The douchebag count is remarkably low. Yes, there were a few mouth-breathers inventing their own lyrics to accompany Charlie Musselwhite’s unearthly harmonica, but they were rare. Actual music fans tend to dominate the crowd, sporting a delightful tapestry of concert shirts from all across the spectrum of splendid tuneage. That said, security should have tossed the kid in the One Direction shirt. There has to be a line in that sand.

Strange things tend to happen. They simply do. My wife and I returned to our tarp on Saturday to find a stranger sleeping away his afternoon beers in one of our chairs.
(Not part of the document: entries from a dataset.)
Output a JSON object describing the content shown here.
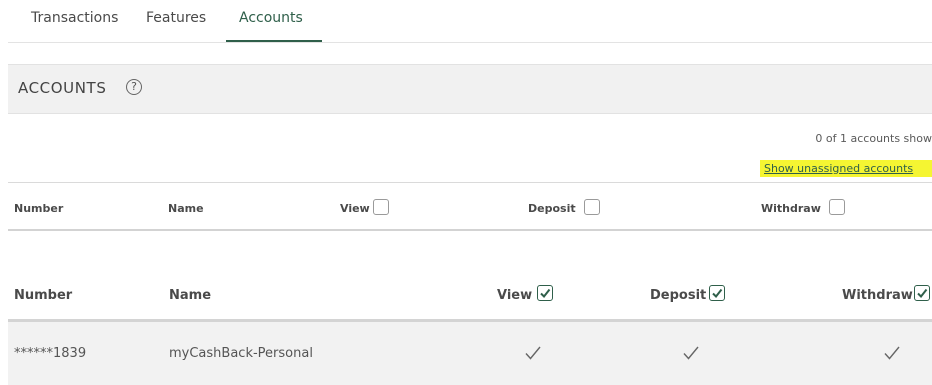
{
  "tabs": [
    {
      "label": "Transactions",
      "active": false
    },
    {
      "label": "Features",
      "active": false
    },
    {
      "label": "Accounts",
      "active": true
    }
  ],
  "section": {
    "title": "ACCOUNTS",
    "help_icon": "question-circle-icon",
    "help_glyph": "?"
  },
  "accounts_summary": {
    "count_text": "0 of 1 accounts show",
    "show_unassigned_link": "Show unassigned accounts"
  },
  "unassigned_table": {
    "columns": {
      "number": "Number",
      "name": "Name",
      "view": "View",
      "deposit": "Deposit",
      "withdraw": "Withdraw"
    },
    "select_all": {
      "view": false,
      "deposit": false,
      "withdraw": false
    }
  },
  "assigned_table": {
    "columns": {
      "number": "Number",
      "name": "Name",
      "view": "View",
      "deposit": "Deposit",
      "withdraw": "Withdraw"
    },
    "select_all": {
      "view": true,
      "deposit": true,
      "withdraw": true
    },
    "rows": [
      {
        "number": "******1839",
        "name": "myCashBack-Personal",
        "view": true,
        "deposit": true,
        "withdraw": true
      }
    ]
  },
  "colors": {
    "accent": "#2f5f4a",
    "highlight": "#f5f532",
    "header_bg": "#f1f1f1",
    "row_bg": "#f2f2f2"
  }
}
I tapped his shoulder and advised him he was in my daughter’s chair, Goldilocks-style, and he smiled and nodded. But didn’t move. When my daughter showed up, I politely asked him to vacate, and he shook my hand, thanked me for the spot of respite and wished us a happy night. At Folk Fest, weirdness is your world and you either flow with it or you’re missing the point.

Over a thousand words in and I still feel I’ve come up short in bottling the magic of this festival. It has replenished my spirit; I’d forgotten how much undiluted joy can be packed into my cynical heart. It’s even worth the horrors of the poo sauna. I can’t wait for next year.